It is not clear precisely why, but there has been a substantial bias in this race over the years, in favour of those drawn middle-to-high and against those on either flank (especially those drawn low). Stalls 14 to 17 have been best of all, but the advantage bleeds over into nearby stalls.
Against that, there is at least plenty of pace in the lower stalls this year, but there looks to be plenty of pace overall. Timeform’s pace prediction is the seldom-seen “extreme”. Trying to pick your way through from the rear past numerous rivals comes with its own problems, but a fair few of those rivals could be emptying late on judged on run styles.
Trends throw up some interesting findings also, with impact values being the factor by which horses in a specified group placed or won compared to chance.
There is not a huge age bias, though four-year-olds and five-year-olds have between them been responsible for nine of the last 10 winners. A BHA mark in the middle-to-high range has overperformed in the same period, but by only a bit.
“Number of runs in current season” suggests there is something of a trade-off between becoming jaded through too much racing and having too little in the way of experience. Bielsa, the ante-post favourite (and nicely drawn in stall 17), is the only one to fall foul of the latter, having had just three runs in all and two this year.
Interestingly, a creditable run – finishing between second and sixth – on a horse’s most recent start has been more positive than a winning one (the opposite would usually be the case in handicaps).
Performance at Betfair SP shows that there has been little between favourites, outsiders and in-betweeners in terms of profitability over the last decade.
However, those figures for “chance on Timeform Ratings” are worth noting: four of the last 10 winners have come from the small cohort that is within 2 lb of top-rated, and they have beaten more than 60% of their rivals (where 50% is par).
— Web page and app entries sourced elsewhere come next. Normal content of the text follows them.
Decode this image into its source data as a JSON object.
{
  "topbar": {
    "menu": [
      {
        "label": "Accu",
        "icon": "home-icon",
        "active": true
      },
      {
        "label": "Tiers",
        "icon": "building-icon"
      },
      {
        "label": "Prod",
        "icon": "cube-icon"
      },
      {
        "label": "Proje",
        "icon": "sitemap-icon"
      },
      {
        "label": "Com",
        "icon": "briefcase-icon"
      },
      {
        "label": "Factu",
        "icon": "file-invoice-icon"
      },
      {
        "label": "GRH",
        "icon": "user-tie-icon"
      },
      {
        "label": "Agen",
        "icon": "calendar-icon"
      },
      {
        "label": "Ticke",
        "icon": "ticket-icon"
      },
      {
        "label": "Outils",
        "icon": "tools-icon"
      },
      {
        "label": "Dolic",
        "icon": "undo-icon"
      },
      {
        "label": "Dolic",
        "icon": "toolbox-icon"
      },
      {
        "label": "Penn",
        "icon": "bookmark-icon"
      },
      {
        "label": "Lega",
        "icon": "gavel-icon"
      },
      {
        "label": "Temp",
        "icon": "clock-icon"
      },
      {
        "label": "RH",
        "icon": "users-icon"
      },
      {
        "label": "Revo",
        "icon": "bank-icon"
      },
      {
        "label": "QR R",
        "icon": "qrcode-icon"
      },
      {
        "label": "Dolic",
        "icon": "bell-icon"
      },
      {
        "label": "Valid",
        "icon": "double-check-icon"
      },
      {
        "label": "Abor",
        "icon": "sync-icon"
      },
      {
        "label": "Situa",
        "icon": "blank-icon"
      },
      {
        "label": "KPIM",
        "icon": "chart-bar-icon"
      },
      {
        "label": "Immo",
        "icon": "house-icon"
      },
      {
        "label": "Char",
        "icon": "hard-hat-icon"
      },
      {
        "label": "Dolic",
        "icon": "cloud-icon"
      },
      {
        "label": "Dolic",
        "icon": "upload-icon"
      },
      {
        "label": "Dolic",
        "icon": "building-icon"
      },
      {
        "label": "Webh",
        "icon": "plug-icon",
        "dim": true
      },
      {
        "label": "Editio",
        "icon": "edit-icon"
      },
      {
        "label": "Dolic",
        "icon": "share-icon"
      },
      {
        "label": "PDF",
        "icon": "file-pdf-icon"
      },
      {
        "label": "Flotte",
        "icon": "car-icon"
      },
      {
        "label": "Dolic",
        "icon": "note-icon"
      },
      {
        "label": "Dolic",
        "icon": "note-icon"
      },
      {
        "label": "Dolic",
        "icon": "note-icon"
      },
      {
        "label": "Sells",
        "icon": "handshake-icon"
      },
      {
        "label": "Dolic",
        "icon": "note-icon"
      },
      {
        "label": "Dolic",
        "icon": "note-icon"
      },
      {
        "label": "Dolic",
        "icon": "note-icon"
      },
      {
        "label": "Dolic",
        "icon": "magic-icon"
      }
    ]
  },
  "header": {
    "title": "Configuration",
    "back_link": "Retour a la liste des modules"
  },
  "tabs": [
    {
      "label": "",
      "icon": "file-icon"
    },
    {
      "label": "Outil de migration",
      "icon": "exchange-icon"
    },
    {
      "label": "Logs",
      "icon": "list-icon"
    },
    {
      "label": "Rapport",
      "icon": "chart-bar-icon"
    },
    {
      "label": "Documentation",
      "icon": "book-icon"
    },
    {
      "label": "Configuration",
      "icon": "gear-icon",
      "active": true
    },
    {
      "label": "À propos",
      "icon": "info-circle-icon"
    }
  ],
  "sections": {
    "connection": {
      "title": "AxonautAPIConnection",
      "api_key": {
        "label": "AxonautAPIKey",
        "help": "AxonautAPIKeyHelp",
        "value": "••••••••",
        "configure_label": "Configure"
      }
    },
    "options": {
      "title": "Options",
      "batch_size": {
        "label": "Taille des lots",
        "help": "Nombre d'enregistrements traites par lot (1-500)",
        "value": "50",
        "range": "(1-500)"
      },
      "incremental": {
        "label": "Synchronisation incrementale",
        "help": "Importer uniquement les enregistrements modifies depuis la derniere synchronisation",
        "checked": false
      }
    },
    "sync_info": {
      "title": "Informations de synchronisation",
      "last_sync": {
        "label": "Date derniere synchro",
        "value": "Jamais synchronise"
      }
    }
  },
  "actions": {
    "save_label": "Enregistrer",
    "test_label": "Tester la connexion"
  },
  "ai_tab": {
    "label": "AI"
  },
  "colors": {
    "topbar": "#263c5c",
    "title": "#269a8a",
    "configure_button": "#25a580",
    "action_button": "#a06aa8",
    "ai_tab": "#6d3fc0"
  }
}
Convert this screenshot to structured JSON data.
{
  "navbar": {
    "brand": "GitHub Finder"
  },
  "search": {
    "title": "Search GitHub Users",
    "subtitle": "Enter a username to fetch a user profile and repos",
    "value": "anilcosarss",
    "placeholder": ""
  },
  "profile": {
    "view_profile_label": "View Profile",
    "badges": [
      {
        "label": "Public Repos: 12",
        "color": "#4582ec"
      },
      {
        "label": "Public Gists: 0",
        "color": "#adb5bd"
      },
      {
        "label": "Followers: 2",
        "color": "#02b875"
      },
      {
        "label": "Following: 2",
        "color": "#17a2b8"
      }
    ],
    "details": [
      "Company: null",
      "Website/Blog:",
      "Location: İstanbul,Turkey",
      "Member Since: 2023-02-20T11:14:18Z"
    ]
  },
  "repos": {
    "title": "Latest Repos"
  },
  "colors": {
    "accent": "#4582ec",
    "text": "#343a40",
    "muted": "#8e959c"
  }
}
Timeform give last year’s winner, A Momentofmadness, a good chance of following up, and it is easy to see why. He is 4 lb lower than he was 12 months ago, and showed clear signs of a return to his best when beaten little more than a length into sixth of 22 by the flying Dakota Gold at York last time, having mixed it with the winner for a long way.
If he is back to where he was this time last year, and if he avoids getting dragged into a dogfight with pace-forcers, then he must be there or thereabouts: he is one for the shortlist.
The other is Open Wide, who fails to fit the trends in having had a lot of racing, but who shapes up well in other crucial respects.
Even more to the point, he is a hold-up merchant, who does well in races like this in which a strong early pace allows him to come through at the business end, and he is in the form of his life at present.
Open Wide had a Timeform squiggle – denoting unreliability – until fairly recently, and he does take some finessing. He has won only once in each of his active seasons – this year’s was at Windsor in June – but he has shown an aptitude for getting placed, even when circumstances are less favourable than here.
The shape of this race lends itself to each-way betting – with the per-place book better for punters than the win-only book – but the smart thing to do, given the horses’ profiles, may be to side with A Momentofmadness for the win and Open Wide each-way. That is the recommendation, anyway.